*Directions*. Output the entire listing without altering anything.

── Task input ──

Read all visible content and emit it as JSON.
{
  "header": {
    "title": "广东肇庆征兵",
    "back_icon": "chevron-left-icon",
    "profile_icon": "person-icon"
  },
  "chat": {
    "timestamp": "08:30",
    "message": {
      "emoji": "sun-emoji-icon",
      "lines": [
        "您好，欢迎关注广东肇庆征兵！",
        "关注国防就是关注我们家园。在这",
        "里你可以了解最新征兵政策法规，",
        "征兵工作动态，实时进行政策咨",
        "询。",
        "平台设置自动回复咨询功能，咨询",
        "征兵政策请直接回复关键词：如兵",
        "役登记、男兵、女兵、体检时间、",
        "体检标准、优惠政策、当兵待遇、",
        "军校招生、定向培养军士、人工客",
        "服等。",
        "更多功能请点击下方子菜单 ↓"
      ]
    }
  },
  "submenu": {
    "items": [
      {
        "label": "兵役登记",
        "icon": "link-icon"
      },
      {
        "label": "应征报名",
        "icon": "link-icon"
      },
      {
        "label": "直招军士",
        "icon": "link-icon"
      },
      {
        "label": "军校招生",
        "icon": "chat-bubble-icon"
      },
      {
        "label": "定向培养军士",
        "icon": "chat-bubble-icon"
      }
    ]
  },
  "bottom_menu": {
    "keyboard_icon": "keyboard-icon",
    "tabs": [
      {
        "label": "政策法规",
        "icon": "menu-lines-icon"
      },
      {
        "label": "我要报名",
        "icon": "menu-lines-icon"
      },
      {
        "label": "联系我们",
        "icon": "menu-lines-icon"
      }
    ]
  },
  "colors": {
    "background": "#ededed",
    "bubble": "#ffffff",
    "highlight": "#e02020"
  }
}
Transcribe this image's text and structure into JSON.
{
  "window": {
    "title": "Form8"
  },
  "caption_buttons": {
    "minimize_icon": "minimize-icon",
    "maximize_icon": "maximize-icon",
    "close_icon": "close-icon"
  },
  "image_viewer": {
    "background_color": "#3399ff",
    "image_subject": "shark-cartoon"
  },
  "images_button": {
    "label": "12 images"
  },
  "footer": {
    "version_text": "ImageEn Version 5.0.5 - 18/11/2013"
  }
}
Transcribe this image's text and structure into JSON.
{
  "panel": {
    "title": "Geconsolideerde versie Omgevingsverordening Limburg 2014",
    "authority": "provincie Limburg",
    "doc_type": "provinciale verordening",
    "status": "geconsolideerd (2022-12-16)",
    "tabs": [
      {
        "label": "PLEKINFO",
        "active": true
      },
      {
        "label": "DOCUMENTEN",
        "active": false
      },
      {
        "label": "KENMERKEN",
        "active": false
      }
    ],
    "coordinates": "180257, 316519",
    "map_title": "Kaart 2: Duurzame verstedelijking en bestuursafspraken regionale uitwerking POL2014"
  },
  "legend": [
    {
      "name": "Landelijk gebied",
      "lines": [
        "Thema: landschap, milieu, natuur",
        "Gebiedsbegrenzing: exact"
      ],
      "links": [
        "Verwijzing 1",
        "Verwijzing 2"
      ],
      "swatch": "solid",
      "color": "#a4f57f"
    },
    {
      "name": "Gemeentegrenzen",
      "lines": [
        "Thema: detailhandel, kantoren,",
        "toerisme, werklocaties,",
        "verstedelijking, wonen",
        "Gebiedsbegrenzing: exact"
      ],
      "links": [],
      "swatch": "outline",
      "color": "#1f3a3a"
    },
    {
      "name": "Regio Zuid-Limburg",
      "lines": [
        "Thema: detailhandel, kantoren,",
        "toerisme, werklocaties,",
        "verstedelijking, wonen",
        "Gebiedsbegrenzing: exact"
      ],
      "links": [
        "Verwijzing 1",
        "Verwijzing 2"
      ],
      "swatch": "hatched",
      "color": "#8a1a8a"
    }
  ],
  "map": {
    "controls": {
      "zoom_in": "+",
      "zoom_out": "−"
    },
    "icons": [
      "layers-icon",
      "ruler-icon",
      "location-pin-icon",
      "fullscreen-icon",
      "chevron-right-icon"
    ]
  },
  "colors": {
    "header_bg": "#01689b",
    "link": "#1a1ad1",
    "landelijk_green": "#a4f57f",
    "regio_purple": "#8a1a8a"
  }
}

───

*Solved exercise*.
Read all visible content and emit it as JSON.
{
  "header": {
    "title": "广东肇庆征兵",
    "back_icon": "chevron-left-icon",
    "profile_icon": "person-icon"
  },
  "chat": {
    "timestamp": "08:30",
    "message": {
      "emoji": "sun-emoji-icon",
      "lines": [
        "您好，欢迎关注广东肇庆征兵！",
        "关注国防就是关注我们家园。在这",
        "里你可以了解最新征兵政策法规，",
        "征兵工作动态，实时进行政策咨",
        "询。",
        "平台设置自动回复咨询功能，咨询",
        "征兵政策请直接回复关键词：如兵",
        "役登记、男兵、女兵、体检时间、",
        "体检标准、优惠政策、当兵待遇、",
        "军校招生、定向培养军士、人工客",
        "服等。",
        "更多功能请点击下方子菜单 ↓"
      ]
    }
  },
  "submenu": {
    "items": [
      {
        "label": "兵役登记",
        "icon": "link-icon"
      },
      {
        "label": "应征报名",
        "icon": "link-icon"
      },
      {
        "label": "直招军士",
        "icon": "link-icon"
      },
      {
        "label": "军校招生",
        "icon": "chat-bubble-icon"
      },
      {
        "label": "定向培养军士",
        "icon": "chat-bubble-icon"
      }
    ]
  },
  "bottom_menu": {
    "keyboard_icon": "keyboard-icon",
    "tabs": [
      {
        "label": "政策法规",
        "icon": "menu-lines-icon"
      },
      {
        "label": "我要报名",
        "icon": "menu-lines-icon"
      },
      {
        "label": "联系我们",
        "icon": "menu-lines-icon"
      }
    ]
  },
  "colors": {
    "background": "#ededed",
    "bubble": "#ffffff",
    "highlight": "#e02020"
  }
}
Transcribe this image's text and structure into JSON.
{
  "window": {
    "title": "Form8"
  },
  "caption_buttons": {
    "minimize_icon": "minimize-icon",
    "maximize_icon": "maximize-icon",
    "close_icon": "close-icon"
  },
  "image_viewer": {
    "background_color": "#3399ff",
    "image_subject": "shark-cartoon"
  },
  "images_button": {
    "label": "12 images"
  },
  "footer": {
    "version_text": "ImageEn Version 5.0.5 - 18/11/2013"
  }
}
Transcribe this image's text and structure into JSON.
{
  "panel": {
    "title": "Geconsolideerde versie Omgevingsverordening Limburg 2014",
    "authority": "provincie Limburg",
    "doc_type": "provinciale verordening",
    "status": "geconsolideerd (2022-12-16)",
    "tabs": [
      {
        "label": "PLEKINFO",
        "active": true
      },
      {
        "label": "DOCUMENTEN",
        "active": false
      },
      {
        "label": "KENMERKEN",
        "active": false
      }
    ],
    "coordinates": "180257, 316519",
    "map_title": "Kaart 2: Duurzame verstedelijking en bestuursafspraken regionale uitwerking POL2014"
  },
  "legend": [
    {
      "name": "Landelijk gebied",
      "lines": [
        "Thema: landschap, milieu, natuur",
        "Gebiedsbegrenzing: exact"
      ],
      "links": [
        "Verwijzing 1",
        "Verwijzing 2"
      ],
      "swatch": "solid",
      "color": "#a4f57f"
    },
    {
      "name": "Gemeentegrenzen",
      "lines": [
        "Thema: detailhandel, kantoren,",
        "toerisme, werklocaties,",
        "verstedelijking, wonen",
        "Gebiedsbegrenzing: exact"
      ],
      "links": [],
      "swatch": "outline",
      "color": "#1f3a3a"
    },
    {
      "name": "Regio Zuid-Limburg",
      "lines": [
        "Thema: detailhandel, kantoren,",
        "toerisme, werklocaties,",
        "verstedelijking, wonen",
        "Gebiedsbegrenzing: exact"
      ],
      "links": [
        "Verwijzing 1",
        "Verwijzing 2"
      ],
      "swatch": "hatched",
      "color": "#8a1a8a"
    }
  ],
  "map": {
    "controls": {
      "zoom_in": "+",
      "zoom_out": "−"
    },
    "icons": [
      "layers-icon",
      "ruler-icon",
      "location-pin-icon",
      "fullscreen-icon",
      "chevron-right-icon"
    ]
  },
  "colors": {
    "header_bg": "#01689b",
    "link": "#1a1ad1",
    "landelijk_green": "#a4f57f",
    "regio_purple": "#8a1a8a"
  }
}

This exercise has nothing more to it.